Available records below:

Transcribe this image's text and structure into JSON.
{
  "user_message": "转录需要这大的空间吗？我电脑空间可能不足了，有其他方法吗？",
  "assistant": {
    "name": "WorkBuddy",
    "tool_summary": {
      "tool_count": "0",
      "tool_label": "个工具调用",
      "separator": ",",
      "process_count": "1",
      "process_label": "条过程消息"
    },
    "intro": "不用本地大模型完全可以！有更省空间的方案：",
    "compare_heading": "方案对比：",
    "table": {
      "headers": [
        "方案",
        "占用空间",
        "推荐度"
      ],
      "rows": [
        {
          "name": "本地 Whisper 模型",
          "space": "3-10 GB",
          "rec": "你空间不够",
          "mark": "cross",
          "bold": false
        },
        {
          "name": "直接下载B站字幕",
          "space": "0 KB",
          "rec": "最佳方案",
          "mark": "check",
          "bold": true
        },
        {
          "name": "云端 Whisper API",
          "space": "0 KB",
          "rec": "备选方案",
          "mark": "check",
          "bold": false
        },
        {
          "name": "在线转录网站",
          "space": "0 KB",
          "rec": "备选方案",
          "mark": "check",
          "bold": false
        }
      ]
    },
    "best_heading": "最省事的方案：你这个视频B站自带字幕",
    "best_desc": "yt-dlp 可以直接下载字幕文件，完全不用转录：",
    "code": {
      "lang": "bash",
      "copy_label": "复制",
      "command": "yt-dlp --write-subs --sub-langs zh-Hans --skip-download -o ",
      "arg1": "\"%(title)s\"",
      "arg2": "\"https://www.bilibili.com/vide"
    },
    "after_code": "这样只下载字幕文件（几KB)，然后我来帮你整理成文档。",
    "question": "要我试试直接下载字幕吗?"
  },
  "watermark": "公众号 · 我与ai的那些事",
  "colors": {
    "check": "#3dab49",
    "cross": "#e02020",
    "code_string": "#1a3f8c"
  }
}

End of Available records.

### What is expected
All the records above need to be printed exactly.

### Solved exercise
Transcribe this image's text and structure into JSON.
{
  "user_message": "转录需要这大的空间吗？我电脑空间可能不足了，有其他方法吗？",
  "assistant": {
    "name": "WorkBuddy",
    "tool_summary": {
      "tool_count": "0",
      "tool_label": "个工具调用",
      "separator": ",",
      "process_count": "1",
      "process_label": "条过程消息"
    },
    "intro": "不用本地大模型完全可以！有更省空间的方案：",
    "compare_heading": "方案对比：",
    "table": {
      "headers": [
        "方案",
        "占用空间",
        "推荐度"
      ],
      "rows": [
        {
          "name": "本地 Whisper 模型",
          "space": "3-10 GB",
          "rec": "你空间不够",
          "mark": "cross",
          "bold": false
        },
        {
          "name": "直接下载B站字幕",
          "space": "0 KB",
          "rec": "最佳方案",
          "mark": "check",
          "bold": true
        },
        {
          "name": "云端 Whisper API",
          "space": "0 KB",
          "rec": "备选方案",
          "mark": "check",
          "bold": false
        },
        {
          "name": "在线转录网站",
          "space": "0 KB",
          "rec": "备选方案",
          "mark": "check",
          "bold": false
        }
      ]
    },
    "best_heading": "最省事的方案：你这个视频B站自带字幕",
    "best_desc": "yt-dlp 可以直接下载字幕文件，完全不用转录：",
    "code": {
      "lang": "bash",
      "copy_label": "复制",
      "command": "yt-dlp --write-subs --sub-langs zh-Hans --skip-download -o ",
      "arg1": "\"%(title)s\"",
      "arg2": "\"https://www.bilibili.com/vide"
    },
    "after_code": "这样只下载字幕文件（几KB)，然后我来帮你整理成文档。",
    "question": "要我试试直接下载字幕吗?"
  },
  "watermark": "公众号 · 我与ai的那些事",
  "colors": {
    "check": "#3dab49",
    "cross": "#e02020",
    "code_string": "#1a3f8c"
  }
}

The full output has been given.